The jackals in the media loitered about the scene hoping to catch the whiff of a murder, but as Tammy Bowen had explained to Lilly and me, this was difficult to call. Of course, it didn’t help matters that two homicide detectives had reported to the scene. Our arrival was akin to tossing gasoline upon an open flame.
Sasha Robideux, an online reporter for The Rowdy Rag, waited on the outskirts of the ticker tape for a comment. The mainstream news crews had packed it in, and told the responding officer they’d keep tabs on the story from the comfort of their corporate headquarters.
Me and Lilly walked over to Sasha. At 5’9, Sasha stood taller than the average male and had no need for heels, but she insisted upon wearing them. Even out here by the lake, Sasha was sporting a new pair of Jimmy Choo heels. Her round face and brown eyes darkened with fury when she stumbled as we walked toward her.

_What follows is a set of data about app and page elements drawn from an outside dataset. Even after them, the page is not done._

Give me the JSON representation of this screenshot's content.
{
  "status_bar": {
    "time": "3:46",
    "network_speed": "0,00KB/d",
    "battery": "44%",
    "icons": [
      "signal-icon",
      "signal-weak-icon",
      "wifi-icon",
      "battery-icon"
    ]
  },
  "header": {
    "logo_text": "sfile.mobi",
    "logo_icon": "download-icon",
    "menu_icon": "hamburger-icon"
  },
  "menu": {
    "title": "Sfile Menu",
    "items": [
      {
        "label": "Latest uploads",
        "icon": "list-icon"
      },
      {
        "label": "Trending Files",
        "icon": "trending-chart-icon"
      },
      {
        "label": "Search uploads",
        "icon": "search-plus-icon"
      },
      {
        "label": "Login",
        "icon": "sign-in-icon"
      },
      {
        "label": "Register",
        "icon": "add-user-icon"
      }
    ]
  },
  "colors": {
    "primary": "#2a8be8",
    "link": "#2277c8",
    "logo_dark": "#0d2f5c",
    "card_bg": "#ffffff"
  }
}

“Nice shoes,” Lilly said, greeting the reporter with a wry smile. Sasha nodded and retorted with ‘they were until I almost snapped the heel off.”
“Yeah, we saw that. All the other reporters took off, why did you choose to linger?”
Sasha looked over at the bench and shrugged. Lilly walked over to her and followed her gaze to the bench. I stood to the side and observed Sasha.
“I don’t know,” Sasha said. “It just seems kind of wrong to leave. This is a story I don’t want to write about. It’s…sad.”
“Yeah, but she died with a great view of the lake.”
“I suppose so, detective. It’s just, you know the kids found her. They thought it’d be fun to prank her, and then they realized she was dead. It’s horrible how people are nowadays.”
Lilly stayed quiet but nodded her head in agreement. Sasha wasn’t wrong. The world had always seemed dark, cold, and alien at times, but now somehow it seemed even worse. As Lilly and Konan could attest, humanity had reached a level of discord unseen by previous generations. This new generation of humans lacked empathy, tolerance, compassion, sympathy, and greatest of all losses, respect for one another. In exchange for these values they substituted sexual deviance, embraced violence and hatred, and spewed lies. There was zero accountability for their own actions.
It was always someone else’s fault, and in this case of a dead lady by the lake, the stress of the modern world may have killed her. As far as the Chief Medical Examiner had diagnosed upon her precursory glance, all signs pointed to a heart attack.
For now, that would have to do. Yet, in the silent shadows of doubt, I knew it wasn’t so simple. Allison hadn’t died from a heart attack. Someone had shown her the benefit of an early departure from a life she found unfulfilling.